If you see your child grasped the concept easily, you can begin adding more containers and filling them with different water levels. You can also incorporate patterns with the containers. More, less, more, less and ask them which one comes next. With supervision, you can also let your child fill the containers with what they think is more and less water.
All you need for this game is a dice, paper and a pencil. You and your child can take turns rolling the dice to see who gets the higher number. Preschoolers love to play games!
This is a great and fun way to incorporate early math skills. If you have a younger preschooler, you can count the dots on the dice and write the number on the paper. If you have an older preschooler, you can have your child practice writing the numbers on their own after each turn. You can also add all the numbers rolled after 2 turns to practice adding sums. The key is to be enthusiastic and make it fun!

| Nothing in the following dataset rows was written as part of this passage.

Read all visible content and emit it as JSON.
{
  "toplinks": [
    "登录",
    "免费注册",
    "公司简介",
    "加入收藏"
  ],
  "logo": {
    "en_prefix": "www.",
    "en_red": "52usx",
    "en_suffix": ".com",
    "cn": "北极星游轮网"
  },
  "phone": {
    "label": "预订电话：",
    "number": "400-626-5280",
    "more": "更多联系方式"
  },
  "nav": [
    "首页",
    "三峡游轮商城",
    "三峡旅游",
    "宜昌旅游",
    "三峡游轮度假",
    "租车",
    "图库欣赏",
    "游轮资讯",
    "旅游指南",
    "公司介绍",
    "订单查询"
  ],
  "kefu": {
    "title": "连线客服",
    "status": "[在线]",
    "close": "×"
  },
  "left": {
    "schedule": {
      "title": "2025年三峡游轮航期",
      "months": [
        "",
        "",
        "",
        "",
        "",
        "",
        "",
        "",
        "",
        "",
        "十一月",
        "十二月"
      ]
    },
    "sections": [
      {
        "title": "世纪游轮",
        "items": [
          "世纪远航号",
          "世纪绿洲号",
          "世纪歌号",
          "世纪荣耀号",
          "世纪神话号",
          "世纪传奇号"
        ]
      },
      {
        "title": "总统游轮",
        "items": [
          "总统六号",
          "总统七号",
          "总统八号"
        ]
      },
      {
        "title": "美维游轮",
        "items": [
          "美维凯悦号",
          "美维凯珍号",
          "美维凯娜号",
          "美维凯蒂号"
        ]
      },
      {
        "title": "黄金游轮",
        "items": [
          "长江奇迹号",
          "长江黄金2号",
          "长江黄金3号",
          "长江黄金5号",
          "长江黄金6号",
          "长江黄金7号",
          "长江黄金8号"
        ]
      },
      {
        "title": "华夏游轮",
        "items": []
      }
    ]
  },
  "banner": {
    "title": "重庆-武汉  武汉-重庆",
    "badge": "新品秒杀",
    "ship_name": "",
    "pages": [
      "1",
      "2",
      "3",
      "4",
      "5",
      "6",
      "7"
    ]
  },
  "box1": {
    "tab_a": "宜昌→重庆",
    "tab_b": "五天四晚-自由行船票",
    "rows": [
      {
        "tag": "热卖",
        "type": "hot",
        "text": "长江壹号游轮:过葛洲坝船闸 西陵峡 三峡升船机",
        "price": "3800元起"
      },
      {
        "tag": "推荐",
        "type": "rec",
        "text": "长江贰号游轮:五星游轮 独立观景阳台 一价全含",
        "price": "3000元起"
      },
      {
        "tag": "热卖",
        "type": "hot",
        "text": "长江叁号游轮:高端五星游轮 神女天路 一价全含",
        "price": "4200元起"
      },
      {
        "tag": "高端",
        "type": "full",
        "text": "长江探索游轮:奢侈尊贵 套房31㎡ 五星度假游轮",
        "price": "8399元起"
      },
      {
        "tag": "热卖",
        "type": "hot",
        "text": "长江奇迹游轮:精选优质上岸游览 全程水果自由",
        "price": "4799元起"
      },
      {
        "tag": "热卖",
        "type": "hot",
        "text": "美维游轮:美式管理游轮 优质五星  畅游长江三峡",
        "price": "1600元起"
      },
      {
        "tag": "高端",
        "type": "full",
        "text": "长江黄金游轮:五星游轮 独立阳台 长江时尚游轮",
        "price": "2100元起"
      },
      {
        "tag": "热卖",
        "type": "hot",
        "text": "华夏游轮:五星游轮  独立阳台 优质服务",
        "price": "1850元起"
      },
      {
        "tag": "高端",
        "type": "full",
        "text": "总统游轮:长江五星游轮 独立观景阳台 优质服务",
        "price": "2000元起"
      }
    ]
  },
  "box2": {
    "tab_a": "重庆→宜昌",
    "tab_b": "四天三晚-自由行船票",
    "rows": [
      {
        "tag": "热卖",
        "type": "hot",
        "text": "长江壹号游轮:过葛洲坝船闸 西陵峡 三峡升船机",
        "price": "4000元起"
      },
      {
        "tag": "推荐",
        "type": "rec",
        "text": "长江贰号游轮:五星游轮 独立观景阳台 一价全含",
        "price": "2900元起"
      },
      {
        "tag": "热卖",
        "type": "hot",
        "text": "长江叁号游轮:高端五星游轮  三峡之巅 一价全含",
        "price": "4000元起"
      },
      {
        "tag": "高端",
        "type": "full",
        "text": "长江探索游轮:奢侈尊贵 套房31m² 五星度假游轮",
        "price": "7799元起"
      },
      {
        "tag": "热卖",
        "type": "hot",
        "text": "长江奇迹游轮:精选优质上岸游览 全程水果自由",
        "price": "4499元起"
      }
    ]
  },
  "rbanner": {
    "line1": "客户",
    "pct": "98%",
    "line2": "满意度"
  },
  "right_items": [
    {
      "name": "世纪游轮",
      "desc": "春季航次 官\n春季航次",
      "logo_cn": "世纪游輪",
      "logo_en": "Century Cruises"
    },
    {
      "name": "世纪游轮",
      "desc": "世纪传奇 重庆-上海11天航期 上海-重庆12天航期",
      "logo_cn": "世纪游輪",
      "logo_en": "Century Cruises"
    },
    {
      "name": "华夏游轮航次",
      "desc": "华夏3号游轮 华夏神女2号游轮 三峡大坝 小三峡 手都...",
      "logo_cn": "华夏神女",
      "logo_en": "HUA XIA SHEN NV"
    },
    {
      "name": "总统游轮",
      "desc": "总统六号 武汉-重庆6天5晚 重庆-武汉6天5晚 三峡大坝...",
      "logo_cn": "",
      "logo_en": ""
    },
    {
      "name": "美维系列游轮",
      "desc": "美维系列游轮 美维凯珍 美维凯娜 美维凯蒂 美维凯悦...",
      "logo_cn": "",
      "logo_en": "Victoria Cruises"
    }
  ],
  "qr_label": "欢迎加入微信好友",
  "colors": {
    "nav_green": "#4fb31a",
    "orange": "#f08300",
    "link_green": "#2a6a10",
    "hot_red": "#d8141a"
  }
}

Now On To Dramatic Play!
Dramatic or role play, is defined by experts as the type of play where children accept and assign roles, and then act them out. In essence they are playing grown up and learning about how the real world operates.
This type of play is the most important throughout the preschool years because it fosters development in all areas: physical, cognitive, language and social/emotional.
Here are a few ideas for dramatic play at home.
- Indoor/outside picnics or tea time with your child and his/her stuffed animals, super heros, or dolls (great for building social, conversational, and vocabulary skills).
- Playing “Bank”or “Toy Shop” will help introduce money and it’s concept of deposit and withdrawal to older preschoolers.
- Playing grocery store (great for labeling everyday foods, talk about where they come from).
- Playing ice cream shop (creating different flavor combinations, labeling colors).
- Playing hospital (building empathy and emotional awareness of others).
- Playing school (reinforces leadership skills by allowing your child to be the teacher and take the lead).
- Vet clinic (you can use all of your child’s stuffed animals for this one and let him/her lead by being the animal doctor)
- Playing house (mom, dad, brother, sister role play)
- Playing restaurant (great for creating menus, writing down orders, your child can also be the chef)
- Playing Doctor (this one is great for strengthening memory and recreating occasions when your little one got shots or was really sick).
The possible scenarios are endless! Get creative with your little scientists.